[Element data from apps and pages]

========

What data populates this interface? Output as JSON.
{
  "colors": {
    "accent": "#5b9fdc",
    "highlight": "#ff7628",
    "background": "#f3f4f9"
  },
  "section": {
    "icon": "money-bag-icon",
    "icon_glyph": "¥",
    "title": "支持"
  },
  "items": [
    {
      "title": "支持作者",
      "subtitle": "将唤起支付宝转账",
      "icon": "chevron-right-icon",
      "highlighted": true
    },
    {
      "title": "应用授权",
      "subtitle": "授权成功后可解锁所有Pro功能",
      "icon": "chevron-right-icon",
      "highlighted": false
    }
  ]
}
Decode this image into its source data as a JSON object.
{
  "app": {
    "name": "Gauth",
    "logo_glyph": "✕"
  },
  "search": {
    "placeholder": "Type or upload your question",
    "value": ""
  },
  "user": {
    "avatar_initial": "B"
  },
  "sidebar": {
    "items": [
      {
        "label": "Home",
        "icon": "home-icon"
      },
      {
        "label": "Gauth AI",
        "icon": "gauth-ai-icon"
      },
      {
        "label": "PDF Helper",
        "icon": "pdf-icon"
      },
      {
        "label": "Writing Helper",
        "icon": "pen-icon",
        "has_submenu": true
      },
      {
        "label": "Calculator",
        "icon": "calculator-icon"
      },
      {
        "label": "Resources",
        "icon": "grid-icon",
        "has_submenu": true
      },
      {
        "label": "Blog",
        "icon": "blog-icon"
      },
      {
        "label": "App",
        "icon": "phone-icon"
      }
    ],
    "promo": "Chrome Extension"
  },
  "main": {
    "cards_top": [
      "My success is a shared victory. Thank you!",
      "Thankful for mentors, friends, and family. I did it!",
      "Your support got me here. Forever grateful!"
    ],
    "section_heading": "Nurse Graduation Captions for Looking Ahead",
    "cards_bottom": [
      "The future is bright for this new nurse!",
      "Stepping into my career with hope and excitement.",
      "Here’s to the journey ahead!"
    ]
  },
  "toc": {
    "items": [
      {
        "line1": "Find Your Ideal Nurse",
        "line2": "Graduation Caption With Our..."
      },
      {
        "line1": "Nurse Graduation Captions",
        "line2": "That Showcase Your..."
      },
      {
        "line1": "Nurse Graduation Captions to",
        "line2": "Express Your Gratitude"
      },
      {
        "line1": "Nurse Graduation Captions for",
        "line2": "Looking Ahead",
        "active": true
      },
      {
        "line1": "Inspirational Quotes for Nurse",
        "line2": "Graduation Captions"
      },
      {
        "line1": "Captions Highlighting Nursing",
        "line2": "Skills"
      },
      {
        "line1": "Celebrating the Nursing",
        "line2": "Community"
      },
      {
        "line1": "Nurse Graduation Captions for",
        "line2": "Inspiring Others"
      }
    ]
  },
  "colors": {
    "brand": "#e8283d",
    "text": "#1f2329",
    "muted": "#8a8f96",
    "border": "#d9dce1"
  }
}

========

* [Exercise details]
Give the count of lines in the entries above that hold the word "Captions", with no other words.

* [Answer section]
7